“We are happy to partner with an investor like Bond,” Byju Raveendran, founder and CEO, Byju’s, said in a statement. “This partnership is a testament to the role that Byju is playing in helping students learn better by customizing our platform to their abilities. It also demonstrates the rising global interest in education technology as digital learning becomes increasingly accepted and embraced.”
Mary Meeker, General Partner at Bond said in a statement that Byju’s, endorsed by millions of students, emerged as a clear leader in education technology. “We are excited to support a visionary like Byju and his team in their quest to continue to innovate and shape the future of education,” she said.
Since the healthcare crisis descended upon the world early this year, Byju’s and a clutch of other edtech startups came into the limelight during the two-month lockdown that India imposed in late March to prevent the spread of COVID-19. For millions of students stuck at home, Byju’s and other edtech companies made their content free.
“This crisis has brought online learning to the forefront and has helped parents, teachers, and students alike to experience and understand the value of it,” Raveendran said.

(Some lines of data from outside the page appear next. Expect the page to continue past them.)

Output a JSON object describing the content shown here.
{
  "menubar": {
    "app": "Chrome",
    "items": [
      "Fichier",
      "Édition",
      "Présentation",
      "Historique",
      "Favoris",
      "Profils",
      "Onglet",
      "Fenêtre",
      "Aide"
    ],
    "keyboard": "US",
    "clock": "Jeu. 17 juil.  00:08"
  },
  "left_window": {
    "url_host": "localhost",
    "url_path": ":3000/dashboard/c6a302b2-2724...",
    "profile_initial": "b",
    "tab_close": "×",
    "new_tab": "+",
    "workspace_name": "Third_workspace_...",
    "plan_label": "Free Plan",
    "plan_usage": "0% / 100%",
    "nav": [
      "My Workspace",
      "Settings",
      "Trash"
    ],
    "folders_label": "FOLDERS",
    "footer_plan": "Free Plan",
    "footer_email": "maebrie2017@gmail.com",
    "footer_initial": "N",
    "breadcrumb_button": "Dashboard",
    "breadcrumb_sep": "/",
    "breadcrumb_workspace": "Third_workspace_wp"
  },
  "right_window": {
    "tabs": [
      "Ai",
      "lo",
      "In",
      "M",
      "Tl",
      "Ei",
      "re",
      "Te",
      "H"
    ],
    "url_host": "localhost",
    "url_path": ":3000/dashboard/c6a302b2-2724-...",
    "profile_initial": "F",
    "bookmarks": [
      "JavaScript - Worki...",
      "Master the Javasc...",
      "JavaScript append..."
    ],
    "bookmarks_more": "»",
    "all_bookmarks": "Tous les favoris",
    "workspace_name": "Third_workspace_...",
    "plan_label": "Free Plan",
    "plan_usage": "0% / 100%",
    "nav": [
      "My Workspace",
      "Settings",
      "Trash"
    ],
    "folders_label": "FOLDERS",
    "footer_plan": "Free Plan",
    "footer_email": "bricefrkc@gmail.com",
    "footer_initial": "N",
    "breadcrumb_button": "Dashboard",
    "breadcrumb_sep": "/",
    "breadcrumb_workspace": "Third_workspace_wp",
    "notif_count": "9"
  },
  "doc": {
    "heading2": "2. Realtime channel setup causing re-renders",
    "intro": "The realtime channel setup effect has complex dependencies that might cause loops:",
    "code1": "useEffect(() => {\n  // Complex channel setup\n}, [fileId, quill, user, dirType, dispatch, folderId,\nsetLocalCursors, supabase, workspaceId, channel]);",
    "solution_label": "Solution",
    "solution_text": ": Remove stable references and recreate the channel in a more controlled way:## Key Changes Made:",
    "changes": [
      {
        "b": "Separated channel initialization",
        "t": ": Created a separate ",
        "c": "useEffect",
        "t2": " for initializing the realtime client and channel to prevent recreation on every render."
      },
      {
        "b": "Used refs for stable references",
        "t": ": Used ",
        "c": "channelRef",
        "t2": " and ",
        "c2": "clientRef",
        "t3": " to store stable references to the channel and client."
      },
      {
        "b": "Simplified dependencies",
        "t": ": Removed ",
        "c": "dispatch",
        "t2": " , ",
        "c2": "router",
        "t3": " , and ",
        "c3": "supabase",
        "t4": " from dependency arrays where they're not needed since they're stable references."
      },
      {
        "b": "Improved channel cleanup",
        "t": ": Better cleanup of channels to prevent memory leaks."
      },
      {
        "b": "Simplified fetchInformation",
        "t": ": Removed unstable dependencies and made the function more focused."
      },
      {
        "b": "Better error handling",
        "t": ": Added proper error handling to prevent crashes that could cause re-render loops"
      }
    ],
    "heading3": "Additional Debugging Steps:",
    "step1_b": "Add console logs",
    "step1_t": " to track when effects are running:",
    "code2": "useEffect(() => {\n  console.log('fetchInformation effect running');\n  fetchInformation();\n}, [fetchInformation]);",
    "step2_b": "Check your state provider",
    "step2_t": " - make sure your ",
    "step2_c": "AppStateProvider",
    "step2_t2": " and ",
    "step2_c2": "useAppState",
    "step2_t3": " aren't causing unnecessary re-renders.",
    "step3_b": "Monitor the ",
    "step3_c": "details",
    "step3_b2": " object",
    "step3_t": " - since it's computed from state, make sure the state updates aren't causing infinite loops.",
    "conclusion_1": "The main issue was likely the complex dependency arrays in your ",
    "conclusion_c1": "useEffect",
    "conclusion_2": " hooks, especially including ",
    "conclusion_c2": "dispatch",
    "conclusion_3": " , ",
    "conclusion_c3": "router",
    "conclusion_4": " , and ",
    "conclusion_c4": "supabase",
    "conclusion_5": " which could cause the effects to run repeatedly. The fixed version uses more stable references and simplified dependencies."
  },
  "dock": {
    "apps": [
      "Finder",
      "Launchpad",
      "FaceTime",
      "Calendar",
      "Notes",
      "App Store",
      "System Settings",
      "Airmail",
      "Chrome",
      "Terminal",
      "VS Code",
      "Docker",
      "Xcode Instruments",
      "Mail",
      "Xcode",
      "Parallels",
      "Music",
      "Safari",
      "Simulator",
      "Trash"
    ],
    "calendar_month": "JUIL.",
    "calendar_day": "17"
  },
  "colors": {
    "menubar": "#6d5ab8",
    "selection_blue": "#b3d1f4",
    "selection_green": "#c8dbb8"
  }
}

Currently, Byju’s claims to have 57 million registered students, of which six percent or more than 3.5 million are paid subscribers. The company claims to have annual renewal rates of 85%. It doubled its revenue to INR 2,800 crore (USD 370 million) for the financial year ended in March 2020.